Other things to note, the battery was able to stay charged for a full work day of use, the boom mic worked for conference calls, though I did have to increase the gain on it to get a usable volume. The battery is not user replaceable, which may lead to an issue after a few years of constant use, though I am sure Hifiman will have a way to send the headphones in for a battery swap.

How do they sound?

You can see the USB slot, volume up and volume down buttons, as well as the mode button.

The Ananda BT redefined what HiFi means to me. These headphones sound excellent over both Bluetooth and USB. For me, the idea that this was possible in a wireless package was shocking, as someone with several 20ft headphone cables. I honestly did not think you could create a package that sounded as good as the Ananda BT, with its features, its price point, and have it be wireless. Great job Hifiman.

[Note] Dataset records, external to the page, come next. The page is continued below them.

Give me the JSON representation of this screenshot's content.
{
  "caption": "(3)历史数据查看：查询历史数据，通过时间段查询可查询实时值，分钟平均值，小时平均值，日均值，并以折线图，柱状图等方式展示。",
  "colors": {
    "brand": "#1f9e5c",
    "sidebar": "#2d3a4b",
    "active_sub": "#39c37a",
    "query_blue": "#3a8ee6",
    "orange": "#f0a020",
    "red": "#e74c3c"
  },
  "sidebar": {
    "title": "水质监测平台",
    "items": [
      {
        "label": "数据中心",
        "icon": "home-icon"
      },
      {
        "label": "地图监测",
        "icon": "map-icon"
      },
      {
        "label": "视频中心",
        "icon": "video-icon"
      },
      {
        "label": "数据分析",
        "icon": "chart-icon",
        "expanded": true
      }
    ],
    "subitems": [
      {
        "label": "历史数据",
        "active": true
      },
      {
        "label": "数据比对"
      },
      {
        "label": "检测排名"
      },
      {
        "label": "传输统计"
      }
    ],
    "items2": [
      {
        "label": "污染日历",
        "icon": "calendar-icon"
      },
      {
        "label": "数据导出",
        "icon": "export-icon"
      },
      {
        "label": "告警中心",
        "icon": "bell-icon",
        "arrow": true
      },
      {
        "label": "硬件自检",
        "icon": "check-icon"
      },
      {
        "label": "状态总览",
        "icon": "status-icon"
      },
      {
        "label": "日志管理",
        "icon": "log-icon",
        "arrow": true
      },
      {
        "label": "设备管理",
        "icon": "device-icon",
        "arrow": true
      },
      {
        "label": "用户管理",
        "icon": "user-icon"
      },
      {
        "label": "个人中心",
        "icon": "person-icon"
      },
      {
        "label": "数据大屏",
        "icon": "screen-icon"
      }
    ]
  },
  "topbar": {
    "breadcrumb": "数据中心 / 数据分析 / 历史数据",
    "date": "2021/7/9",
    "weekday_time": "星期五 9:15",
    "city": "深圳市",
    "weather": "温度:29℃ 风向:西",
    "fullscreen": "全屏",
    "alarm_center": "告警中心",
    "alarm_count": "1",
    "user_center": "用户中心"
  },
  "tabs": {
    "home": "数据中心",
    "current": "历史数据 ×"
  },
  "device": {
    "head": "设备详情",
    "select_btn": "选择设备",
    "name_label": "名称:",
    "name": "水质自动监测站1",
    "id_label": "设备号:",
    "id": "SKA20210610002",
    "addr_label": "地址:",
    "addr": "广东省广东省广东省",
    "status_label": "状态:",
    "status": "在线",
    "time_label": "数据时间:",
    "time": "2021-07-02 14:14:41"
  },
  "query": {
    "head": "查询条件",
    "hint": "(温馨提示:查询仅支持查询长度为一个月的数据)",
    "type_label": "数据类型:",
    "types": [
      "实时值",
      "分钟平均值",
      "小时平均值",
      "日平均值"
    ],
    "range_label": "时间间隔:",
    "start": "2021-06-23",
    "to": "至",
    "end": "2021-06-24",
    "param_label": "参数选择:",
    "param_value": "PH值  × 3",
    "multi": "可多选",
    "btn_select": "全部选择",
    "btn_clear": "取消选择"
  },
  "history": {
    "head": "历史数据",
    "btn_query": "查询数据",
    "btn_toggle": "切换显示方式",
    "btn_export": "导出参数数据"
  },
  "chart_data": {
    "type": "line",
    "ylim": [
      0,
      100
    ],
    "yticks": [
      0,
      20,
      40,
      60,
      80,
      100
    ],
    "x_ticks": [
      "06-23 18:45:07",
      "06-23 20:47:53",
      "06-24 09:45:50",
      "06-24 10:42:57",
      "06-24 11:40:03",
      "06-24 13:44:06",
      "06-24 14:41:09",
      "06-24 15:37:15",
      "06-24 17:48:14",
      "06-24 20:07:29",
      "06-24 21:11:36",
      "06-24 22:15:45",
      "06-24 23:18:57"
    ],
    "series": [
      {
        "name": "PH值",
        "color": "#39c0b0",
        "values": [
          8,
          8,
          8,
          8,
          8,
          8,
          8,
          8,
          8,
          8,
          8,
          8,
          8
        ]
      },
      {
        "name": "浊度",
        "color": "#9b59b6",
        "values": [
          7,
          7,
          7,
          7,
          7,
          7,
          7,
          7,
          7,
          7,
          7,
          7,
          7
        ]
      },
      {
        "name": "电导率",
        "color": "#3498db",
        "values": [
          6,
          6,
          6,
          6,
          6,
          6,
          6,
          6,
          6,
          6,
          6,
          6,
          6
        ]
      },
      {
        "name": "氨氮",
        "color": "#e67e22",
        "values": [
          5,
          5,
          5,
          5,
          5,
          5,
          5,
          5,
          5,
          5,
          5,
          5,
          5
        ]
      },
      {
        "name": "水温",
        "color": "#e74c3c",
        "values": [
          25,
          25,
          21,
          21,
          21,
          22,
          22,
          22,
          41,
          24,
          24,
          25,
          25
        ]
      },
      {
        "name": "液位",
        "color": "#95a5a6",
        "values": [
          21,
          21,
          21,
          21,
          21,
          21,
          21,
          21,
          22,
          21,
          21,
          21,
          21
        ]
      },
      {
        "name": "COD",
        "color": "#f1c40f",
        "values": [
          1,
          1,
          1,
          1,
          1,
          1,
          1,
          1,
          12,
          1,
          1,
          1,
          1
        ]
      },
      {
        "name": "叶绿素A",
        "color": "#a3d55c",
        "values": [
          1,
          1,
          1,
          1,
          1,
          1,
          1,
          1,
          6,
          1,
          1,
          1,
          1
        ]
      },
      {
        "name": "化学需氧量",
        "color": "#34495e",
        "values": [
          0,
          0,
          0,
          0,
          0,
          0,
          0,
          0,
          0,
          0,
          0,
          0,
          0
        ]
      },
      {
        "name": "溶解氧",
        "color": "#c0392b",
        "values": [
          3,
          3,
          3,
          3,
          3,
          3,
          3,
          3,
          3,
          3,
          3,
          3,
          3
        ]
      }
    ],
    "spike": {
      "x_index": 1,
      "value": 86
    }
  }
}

The sound of the Ananda BT is tilted slightly warm, with a bit more mid bass energy then many of my reference headphones. This mid bass energy did not color the experience, but simply made the headphones presentation a little more fun and a bit more forgiving. This voicing makes sense when you take into account a more prosumer audience. Prosumers want something that sounds good with their music, not something that they have to rebuild an entire music collection for. With that in mind, when using USB the Ananda BT was quite detailed, and I did not feel like I was making a big sacrifice if I chose to listen to a song on the Ananda BT instead of my home headphone system.

The sound stage for the Ananda BT was tall and spacious. It was not particularly wide, however it was quite deep. The Ananda BT did a good job of layering sound, but it did not project a stage beyond my head, which is perfectly fine given its price. I did not find the Ananda BT lacking in treble energy, and to be honest, when listening at higher volumes I found the treble energy fatiguing. However, at lower listening volumes I found I could listen to these headphones for hours without an issue. The mid-range is lovely, and the human voice sounds overall natural and present. The bass was outstanding for a wireless Bluetooth headphone, and when compared to conventional headphones at a similar price point, it was still good. These are not an Audeze LCD 2, but they are better than a Sennhieser HD 700, and from my memory, better than a Hifiman HE560 and HE500.

The final thing I want to note is that these are open back headphones. In the audiophile world we all know what that means, but the prosumer might not. An open back headphone allows sound to bleed out through the back of the headphone, because as the name suggests, it is open. This means that these headphones are meant to be used in a quiet place. This will allow the listener to not be disturbed by ambient noise, and likewise, the listener will not disturb others with their music. These are not meant for airplanes, subways, or commutes, and I feel that if someone bought these headphones for that purpose, they would be quite disappointed.

Wrapping up

If you are an audiophile in need of a second system, or maybe you are on the road several days a month and want a way to take your home system with you, go audition the Ananda BT. I have a strong hunch you will love them. Use them in your office, a hotel room, or a quiet corner of the house, and you will fall in love with them and wonder how in the world Hifiman got so much performance into a light weight and wireless package.

If you have a newer 12 inch iPad Pro (the one with the USB-C port) and you are looking for a reference headphone to use with them, I highly suggest you consider the Ananda BT. It is the perfect companion and works wonderfully with Qobuz and Roon on the iPad Pro.

As I said at the beginning of this article, whenever a friend asks me for a recommendation for sub $1000 headphone, this will be my new default answer. As an audiophile I would find this headphone to limiting as my primary or only system. However, I would welcome it into my home if I traveled more frequently, or did not already have a small headphone system in my office. I think Hifiman has a real winner with these headphones and if you fall into the niche audience these headphones were built for, you will likely fall in love with them.

Ananda BT Headphones